If you’re here, say hi and be sure to come to my 2:30 p.m. unconference session today on building pre-hackathon community. I’ll be there with Matt Carroll of the Boston Globe and Phillip Smith of the Mozilla Foundation.

Ruby logoThese are quick notes I’m sharing with the NYC Ruby Women’s group, which I organize. One of my developer friends, Peter Harkins, recommended I share them with the world at large, so here they are.

More about Ruby and the NYC Ruby Women’s group in a bit.

SOME HELPFUL LINKS

  • rubygems.org – The official Ruby Gem repository
  • ruby-toolbox.com/ – Shows the most popular Ruby gems (how many people who’ve looked at it, how many have downloaded it, how many have forked it)
  • railsplugins.org/ – Compatibility tracking of plugins and gems (what works with various version of Ruby and Rails 3)

SOME HELPFUL RUBY COMMANDS

  • gem update --system – updates all gems on in your system
  • gem environment gemdir – displays the system directory for gems
  • gem help – basic help directory
  • gem env – shows the Ruby gem environment
  • gem list – finds gems. You can include letters afterward as wildcards.
  • gem cleanup – deletes old gem versions. Use with caution — you don’t want to unwittingly break anything that depends on an older gem
  • rake -T – Rake helpfile

So let’s get started. These instructions assume you’re running Mac OS with Ruby version 1.8.7 installed.
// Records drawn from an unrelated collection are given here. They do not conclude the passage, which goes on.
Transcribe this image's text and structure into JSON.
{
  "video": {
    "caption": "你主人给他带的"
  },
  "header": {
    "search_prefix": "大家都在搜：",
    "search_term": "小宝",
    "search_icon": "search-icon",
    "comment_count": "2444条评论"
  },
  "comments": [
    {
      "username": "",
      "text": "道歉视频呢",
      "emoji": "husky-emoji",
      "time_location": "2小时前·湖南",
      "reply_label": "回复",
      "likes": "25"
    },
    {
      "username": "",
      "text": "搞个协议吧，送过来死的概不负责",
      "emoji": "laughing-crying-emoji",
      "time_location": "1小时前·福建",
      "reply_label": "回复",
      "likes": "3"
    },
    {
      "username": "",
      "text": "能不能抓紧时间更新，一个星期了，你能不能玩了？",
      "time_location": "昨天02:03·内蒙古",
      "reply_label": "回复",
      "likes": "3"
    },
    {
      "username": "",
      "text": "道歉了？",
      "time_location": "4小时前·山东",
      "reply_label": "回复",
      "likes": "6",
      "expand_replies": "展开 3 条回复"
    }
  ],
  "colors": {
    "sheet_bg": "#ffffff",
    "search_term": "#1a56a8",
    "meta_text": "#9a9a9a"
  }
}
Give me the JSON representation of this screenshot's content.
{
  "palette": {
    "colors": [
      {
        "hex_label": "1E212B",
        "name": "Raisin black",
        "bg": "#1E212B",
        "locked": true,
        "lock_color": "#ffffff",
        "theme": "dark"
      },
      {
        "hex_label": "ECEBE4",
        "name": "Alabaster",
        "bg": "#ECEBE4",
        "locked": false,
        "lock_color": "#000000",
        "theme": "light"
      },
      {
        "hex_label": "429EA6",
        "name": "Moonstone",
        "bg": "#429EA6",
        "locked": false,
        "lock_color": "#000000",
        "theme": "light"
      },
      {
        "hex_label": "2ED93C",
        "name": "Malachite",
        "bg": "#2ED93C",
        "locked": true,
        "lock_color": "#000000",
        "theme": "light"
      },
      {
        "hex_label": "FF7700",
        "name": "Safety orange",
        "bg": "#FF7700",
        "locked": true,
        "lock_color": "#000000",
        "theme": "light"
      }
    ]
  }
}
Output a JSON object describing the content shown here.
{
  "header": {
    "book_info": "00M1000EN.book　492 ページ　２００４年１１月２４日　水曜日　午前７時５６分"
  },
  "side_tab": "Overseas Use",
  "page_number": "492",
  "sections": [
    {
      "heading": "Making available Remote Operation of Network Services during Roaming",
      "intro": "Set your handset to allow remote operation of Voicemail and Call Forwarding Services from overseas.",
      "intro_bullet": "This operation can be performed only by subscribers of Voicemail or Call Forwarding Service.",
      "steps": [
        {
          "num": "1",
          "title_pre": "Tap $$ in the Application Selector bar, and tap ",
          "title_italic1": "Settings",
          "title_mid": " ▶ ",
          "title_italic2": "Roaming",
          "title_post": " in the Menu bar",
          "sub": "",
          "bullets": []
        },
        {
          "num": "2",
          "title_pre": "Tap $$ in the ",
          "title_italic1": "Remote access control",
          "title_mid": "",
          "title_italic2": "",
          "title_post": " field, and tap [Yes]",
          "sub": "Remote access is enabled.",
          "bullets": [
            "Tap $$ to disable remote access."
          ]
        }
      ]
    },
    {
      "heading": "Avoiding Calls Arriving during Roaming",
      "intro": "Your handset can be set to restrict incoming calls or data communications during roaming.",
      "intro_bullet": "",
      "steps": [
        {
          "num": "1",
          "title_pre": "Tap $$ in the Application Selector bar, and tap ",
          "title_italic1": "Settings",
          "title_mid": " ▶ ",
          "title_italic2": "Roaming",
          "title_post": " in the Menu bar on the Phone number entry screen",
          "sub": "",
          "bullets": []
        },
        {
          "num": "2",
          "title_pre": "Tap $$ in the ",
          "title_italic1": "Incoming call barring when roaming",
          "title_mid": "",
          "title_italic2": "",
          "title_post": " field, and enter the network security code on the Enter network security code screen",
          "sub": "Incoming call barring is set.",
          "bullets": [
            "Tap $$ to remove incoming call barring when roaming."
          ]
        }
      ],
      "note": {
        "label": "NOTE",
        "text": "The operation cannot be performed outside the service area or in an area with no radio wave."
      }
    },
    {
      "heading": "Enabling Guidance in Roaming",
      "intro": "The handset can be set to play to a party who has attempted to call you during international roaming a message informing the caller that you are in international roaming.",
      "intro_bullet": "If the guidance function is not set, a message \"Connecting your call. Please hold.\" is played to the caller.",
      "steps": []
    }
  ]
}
These tips should also work for Ruby 1.8.6, but if they don’t, leave a comment — and a fix if you find one.

INSTALL THESE GEMS (or check if you have them already)
(You may need/want to add “sudo” [no quotes] in front of each of these commands to install)

gem install rubygems-update
gem install thoughtbot-shoulda
– Read Me at: http://github.com/thoughtbot/shoulda
gem install rspec-rails
gem install jeweler
- Read Me at: http://github.com/technicalpickles/jeweler

ESTABLISH VERSION CONTROL
Download Git from the official repository.

CONFIGURE YOUR LOCAL SYSTEM TO TALK TO GITHUB (once you’ve established an account at github.com)

git config --global user.name "Real Name"
git config --global user.email "youremail@foo.com"
git config --global github.user username

SET UP YOUR PUBLIC KEY
(See the help pages for Mac, Windows, or Linux if you run into trouble or need additional details.)

Check if you have a key

cat ~/.ssh/id_rsa.pub

If you do have a key:

$ ls
config id_rsa id_rsa.pub known_hosts
$ mkdir key_backup
$ cp id_rsa* key_backup
$ rm id_rsa*

If you don’t have a key, then create one:

ssh-keygen -t rsa -C "youremail@foo.com"

CREATE A GEM ON YOUR LOCAL SYSTEM USING JEWELER (I’m calling my test gem “dabeers”.)

jeweler dabeers --rspec --rdoc --create-repo

If you get a FileUtils error (this may happen if you’re running Ruby 1.8.6), try:

mate /Library/Ruby/Gems/1.8/gems/jeweler-1.4.0/
require 'FileUtils' in generator.rb (if that's the error)
jeweler dabeers --rspec --rdoc --create-repo

VERSION YOUR GEM

rake version:write

Since it’s our first rake, the version is set to 0.0.0. If you wanted something different for your initial version, write: rake version BUILD=alpha1 [or change “alpha1” a word or number without quotes]

UPDATE VERSIONS AS YOU UPDATE YOUR GEM
You’ve got three choices. They should be self-explanatory, but if they aren’t ask a question in comments.

rake version:bump:major
rake version:bump:minor
rake version:bump:patch

COMMIT TO GITHUB

rake github:release

COMMIT TO GEMCUTTER (a.k.a. committing to the official Ruby repository at rubygems.org/)

rake gemcutter:release

Thanks to the NYC Ruby Meetup for the intro to Jeweler and Gemcutter and Peter Harkins for QA of these notes.

And finally, if you’re a woman in New York developing in Ruby or interested in developing in Ruby, join a terrific group of us on the NYC Ruby Women mailing list. All levels of development experience are welcome.